A total of 452 patients were randomized in a 1:1 ratio to either receive 45 mg daily of dacomitinib (n = 227) or 250 mg daily of gefitinib (n = 225). Baseline patient characteristics were balanced across the 2 arms of the study, including in terms of race and smoking status. In the dacomitinib arm, about 75% of participants were Asian and nearly 65% were never-smokers. In the gefitinib arm, 78% were Asian and 64% were never-smokers. The median age was 61 to 62 years.

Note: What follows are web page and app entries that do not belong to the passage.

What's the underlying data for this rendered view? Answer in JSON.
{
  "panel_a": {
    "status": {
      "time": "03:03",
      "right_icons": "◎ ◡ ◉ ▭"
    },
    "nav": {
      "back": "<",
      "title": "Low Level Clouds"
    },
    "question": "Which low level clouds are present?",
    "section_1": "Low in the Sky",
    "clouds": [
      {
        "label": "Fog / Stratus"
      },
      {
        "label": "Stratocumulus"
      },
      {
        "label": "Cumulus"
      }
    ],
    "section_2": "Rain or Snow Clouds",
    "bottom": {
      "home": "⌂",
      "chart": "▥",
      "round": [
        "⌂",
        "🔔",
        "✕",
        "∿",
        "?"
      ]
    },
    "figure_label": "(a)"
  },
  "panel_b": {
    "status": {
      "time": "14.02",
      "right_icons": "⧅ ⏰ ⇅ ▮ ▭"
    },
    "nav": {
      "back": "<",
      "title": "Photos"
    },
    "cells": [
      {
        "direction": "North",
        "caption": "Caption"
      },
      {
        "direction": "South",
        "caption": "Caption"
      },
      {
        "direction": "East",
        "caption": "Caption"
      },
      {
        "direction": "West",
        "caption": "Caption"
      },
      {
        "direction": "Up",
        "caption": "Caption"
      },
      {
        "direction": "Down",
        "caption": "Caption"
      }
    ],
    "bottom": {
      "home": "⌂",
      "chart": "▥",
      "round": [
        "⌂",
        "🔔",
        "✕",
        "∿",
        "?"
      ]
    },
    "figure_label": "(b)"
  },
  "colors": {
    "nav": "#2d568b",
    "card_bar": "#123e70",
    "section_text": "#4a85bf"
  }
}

Although PFS was similar in both arms at the 6-month mark, the difference in PFS became very apparent by the 24-month mark. At 24 months, 30.6% of patients in the dacomitinib arm were progression free, compared with 9.6% in the gefitinib group. However, there was not a statistically significant difference in ORR, with 74.9% of patients in the dacomitinib achieving a response versus 71.6% of patients in the gefitinib arm (P <.3883). Overall survival data were not yet mature at the time of the analysis.
The data cut-off for the OS analysis was February 17, 2017, with 220 (48.7%) deaths observed at that time. The hazard ratio for OS was 0.76 (P = .0438) in favor of dacomitinib. The OS probability at 30 months was 56.2% in the dacomitinib arm and 46.3% in the gefitinib arm. One patient randomized to dacomitinib and 11 randomized to gefitinib had CNS metastases at progression.
OS subgroup analyses were consistent with the primary OS analysis across most baseline characteristics. Patients with exon 19 deletion had a median OS of 34.1 months with dacomitinib versus not reached with gefitinib (HR, 0.880 favoring dacomitinib; 95% CI, 0.613-1.262, P =.486). Those with exon 21 L858R mutation had a median OS of 32.5 months in the dacomitinib arm compared with 23 months in the gefitinib (HR, 0.71; 95% CI, 0.478-1.045; P =.0805).
In terms of adverse events (AEs), there was more toxicity observed in the dacomitinib arm than in the gefitinib arm. Gastrointestinal all-grade AEs were more common in the dacomitinib arm compared with the gefitinib arm, including diarrhea (87.2% vs 55.8%, respectively) and decreased appetite (30.8% vs 24.6%). More patients in the dacomitinib arm compared with the gefitinib arm also experienced paronychia (61.7% vs 20.1%), dermatitis acneiform (48.9% vs 28.6%), and stomatitis (43.6% vs 17.9%). However, increases in ALT levels were observed more in the gefitinib arm (39.3%) compared with the dacomitinib arm (19.4%).
The most frequent grade 3 AEs in the dacomitinib arm were rash (14%) and diarrhea (8%). Two percent of patients receiving dacomitinib had grade 4 AEs. There were two grade 5 AEs, diarrhea and liver disease. Discontinuation due to treatment-related AEs occurred in 10% versus 7% of the dacomitinib versus gefitinib arms, respectively.